- Print shop apprentices: Apprentices, usually between the ages of 15 and 20, worked for master printers. Apprentices were not required to be literate, and literacy rates at the time were very low, in comparison to today. Apprentices prepared ink, dampened sheets of paper, and assisted at the press. An apprentice who wished to learn to become a compositor had to learn Latin and spend time under the supervision of a journeyman.
- Journeyman printers: After completing their apprenticeships, journeyman printers were free to move employers. This facilitated the spread of printing to areas that were less print-centered.
- Compositors: Those who set the type for printing.
- Pressmen: The person who worked the press. This was physically labour-intensive.
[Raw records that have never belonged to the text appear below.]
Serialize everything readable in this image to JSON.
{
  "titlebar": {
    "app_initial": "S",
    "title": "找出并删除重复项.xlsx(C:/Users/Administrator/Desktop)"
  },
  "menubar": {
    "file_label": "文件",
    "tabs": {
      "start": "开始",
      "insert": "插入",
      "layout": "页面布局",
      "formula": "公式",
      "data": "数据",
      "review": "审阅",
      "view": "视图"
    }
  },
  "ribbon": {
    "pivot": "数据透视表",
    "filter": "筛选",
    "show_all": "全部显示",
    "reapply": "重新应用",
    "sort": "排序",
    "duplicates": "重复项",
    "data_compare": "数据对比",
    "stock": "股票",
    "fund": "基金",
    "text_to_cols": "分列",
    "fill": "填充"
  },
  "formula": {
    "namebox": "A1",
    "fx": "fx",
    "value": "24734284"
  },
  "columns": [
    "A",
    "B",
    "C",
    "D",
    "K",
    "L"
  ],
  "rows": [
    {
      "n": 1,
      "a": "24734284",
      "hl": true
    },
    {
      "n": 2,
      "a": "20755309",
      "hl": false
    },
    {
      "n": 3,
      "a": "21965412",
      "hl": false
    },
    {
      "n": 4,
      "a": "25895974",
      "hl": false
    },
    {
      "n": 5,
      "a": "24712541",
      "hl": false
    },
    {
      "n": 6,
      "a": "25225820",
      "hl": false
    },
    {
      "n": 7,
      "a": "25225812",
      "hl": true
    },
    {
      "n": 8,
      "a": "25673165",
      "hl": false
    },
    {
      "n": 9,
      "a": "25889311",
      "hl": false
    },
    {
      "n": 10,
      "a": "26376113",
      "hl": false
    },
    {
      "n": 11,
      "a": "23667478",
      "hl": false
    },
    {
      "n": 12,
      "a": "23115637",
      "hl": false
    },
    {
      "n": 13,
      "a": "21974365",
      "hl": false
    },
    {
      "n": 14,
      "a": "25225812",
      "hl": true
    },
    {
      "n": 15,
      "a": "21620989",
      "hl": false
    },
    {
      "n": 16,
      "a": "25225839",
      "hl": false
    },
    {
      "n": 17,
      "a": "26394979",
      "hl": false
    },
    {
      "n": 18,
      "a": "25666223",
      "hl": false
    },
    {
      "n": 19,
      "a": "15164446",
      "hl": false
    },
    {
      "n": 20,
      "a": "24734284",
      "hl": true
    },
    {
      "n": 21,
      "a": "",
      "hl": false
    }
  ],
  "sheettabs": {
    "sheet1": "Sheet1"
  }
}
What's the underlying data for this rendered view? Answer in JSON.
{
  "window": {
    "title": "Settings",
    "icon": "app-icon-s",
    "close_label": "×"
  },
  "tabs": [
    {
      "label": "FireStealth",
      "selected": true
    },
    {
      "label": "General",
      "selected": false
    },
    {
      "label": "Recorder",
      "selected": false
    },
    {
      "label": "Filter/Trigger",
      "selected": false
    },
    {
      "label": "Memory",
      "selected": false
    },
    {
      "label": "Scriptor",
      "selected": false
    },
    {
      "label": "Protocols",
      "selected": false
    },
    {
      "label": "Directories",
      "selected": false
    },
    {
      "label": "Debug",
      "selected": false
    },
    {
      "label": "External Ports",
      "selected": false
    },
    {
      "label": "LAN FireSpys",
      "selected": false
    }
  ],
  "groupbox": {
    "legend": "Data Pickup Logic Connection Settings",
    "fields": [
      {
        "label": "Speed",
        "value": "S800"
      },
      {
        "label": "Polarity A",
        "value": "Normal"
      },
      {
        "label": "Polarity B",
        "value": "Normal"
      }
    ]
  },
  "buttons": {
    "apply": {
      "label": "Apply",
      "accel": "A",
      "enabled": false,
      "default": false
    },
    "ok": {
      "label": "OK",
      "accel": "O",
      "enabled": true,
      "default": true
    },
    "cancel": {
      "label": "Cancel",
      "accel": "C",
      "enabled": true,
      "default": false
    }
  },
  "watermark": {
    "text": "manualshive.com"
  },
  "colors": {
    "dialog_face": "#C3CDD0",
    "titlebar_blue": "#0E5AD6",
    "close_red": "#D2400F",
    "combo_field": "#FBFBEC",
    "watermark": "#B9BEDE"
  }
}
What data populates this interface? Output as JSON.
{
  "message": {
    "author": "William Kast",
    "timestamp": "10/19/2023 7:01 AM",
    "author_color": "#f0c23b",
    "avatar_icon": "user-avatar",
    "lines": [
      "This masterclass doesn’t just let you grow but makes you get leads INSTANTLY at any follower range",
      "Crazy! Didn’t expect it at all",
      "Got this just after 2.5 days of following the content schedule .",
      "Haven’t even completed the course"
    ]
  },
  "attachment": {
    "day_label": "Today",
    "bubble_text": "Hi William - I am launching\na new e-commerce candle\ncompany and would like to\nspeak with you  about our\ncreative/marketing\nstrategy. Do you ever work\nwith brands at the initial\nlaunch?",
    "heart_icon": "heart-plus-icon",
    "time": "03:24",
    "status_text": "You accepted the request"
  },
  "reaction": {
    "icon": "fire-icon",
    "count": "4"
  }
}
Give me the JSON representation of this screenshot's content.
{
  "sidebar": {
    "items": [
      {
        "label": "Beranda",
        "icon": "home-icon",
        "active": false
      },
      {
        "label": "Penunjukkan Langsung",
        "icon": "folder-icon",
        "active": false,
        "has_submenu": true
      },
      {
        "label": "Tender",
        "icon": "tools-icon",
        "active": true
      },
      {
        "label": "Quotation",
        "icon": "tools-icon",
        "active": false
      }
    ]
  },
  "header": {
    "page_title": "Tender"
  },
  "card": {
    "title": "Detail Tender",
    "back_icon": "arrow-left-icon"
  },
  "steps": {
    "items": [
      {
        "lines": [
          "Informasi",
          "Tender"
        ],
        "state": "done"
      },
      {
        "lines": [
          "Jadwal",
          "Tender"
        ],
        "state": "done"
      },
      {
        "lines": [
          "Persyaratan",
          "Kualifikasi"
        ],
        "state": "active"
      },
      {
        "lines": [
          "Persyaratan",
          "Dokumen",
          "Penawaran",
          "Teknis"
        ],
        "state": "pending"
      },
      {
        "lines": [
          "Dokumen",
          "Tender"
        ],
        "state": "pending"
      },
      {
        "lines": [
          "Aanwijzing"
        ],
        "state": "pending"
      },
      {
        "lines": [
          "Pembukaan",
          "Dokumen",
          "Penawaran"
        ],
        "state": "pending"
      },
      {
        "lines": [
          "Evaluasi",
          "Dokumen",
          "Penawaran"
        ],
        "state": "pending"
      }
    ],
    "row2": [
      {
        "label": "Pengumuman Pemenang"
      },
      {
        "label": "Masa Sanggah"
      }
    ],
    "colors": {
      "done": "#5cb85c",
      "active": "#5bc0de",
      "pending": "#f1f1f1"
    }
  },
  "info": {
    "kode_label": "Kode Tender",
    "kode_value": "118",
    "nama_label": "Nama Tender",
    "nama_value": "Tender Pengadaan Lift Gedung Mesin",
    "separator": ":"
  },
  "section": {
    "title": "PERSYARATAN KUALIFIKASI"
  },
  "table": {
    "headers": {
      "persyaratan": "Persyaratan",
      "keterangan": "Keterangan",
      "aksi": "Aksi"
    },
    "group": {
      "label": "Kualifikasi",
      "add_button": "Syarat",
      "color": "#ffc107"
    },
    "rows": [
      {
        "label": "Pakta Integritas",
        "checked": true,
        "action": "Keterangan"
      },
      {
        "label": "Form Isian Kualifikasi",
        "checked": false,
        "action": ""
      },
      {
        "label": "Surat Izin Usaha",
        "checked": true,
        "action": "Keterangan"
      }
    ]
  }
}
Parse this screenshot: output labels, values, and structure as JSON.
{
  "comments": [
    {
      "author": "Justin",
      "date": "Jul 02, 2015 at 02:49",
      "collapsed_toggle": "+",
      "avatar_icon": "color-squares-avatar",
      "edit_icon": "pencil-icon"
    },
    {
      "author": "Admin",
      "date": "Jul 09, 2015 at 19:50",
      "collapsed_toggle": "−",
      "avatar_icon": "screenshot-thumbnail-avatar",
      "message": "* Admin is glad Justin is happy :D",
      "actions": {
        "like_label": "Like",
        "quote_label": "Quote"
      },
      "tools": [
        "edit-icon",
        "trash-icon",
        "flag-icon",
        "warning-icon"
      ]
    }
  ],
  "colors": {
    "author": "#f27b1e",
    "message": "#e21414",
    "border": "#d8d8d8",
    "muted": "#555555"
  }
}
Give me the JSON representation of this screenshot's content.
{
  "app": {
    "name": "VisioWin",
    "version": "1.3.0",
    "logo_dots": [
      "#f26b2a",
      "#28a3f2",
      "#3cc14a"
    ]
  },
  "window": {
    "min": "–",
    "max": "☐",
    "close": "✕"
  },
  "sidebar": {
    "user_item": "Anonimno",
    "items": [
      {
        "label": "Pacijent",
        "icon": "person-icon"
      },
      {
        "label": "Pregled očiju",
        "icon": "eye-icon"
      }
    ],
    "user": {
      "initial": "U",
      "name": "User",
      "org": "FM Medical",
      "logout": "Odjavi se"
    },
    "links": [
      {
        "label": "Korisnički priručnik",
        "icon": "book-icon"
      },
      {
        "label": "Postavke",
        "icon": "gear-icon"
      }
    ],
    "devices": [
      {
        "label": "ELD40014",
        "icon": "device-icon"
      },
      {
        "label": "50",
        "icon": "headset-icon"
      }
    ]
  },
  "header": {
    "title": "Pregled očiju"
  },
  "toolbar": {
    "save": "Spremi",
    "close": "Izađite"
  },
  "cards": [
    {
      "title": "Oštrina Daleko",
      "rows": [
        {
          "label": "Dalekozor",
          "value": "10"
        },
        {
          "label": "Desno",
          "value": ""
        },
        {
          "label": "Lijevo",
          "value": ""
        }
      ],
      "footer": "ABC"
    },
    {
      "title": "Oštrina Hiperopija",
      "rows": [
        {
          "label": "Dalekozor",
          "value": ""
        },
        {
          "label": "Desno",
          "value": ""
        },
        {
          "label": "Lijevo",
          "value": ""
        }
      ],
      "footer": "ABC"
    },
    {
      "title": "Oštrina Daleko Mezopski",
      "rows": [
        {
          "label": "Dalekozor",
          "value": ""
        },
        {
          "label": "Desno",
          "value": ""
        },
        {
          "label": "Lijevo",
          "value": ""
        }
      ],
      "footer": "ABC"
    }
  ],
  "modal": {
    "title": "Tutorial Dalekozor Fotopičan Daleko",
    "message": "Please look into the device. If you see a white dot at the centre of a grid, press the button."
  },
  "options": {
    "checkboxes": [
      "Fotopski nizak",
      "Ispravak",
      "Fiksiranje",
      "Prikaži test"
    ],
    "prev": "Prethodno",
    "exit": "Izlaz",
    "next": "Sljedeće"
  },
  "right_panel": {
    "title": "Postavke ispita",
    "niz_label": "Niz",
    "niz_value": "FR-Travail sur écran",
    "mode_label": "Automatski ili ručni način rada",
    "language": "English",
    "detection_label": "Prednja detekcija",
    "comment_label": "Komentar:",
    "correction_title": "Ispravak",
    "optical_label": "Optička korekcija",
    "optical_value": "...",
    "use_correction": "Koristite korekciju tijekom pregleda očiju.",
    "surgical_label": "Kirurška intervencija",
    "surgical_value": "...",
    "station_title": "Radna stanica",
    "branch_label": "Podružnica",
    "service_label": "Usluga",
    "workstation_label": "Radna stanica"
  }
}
The earliest-known image of a European, Gutenberg-style print shop is the Dance of Death by Matthias Huss, at Lyon, 1499. This image depicts a compositor standing at a compositor's case being grabbed by a skeleton. The case is raised to facilitate his work. At the right of the printing house a bookshop is shown.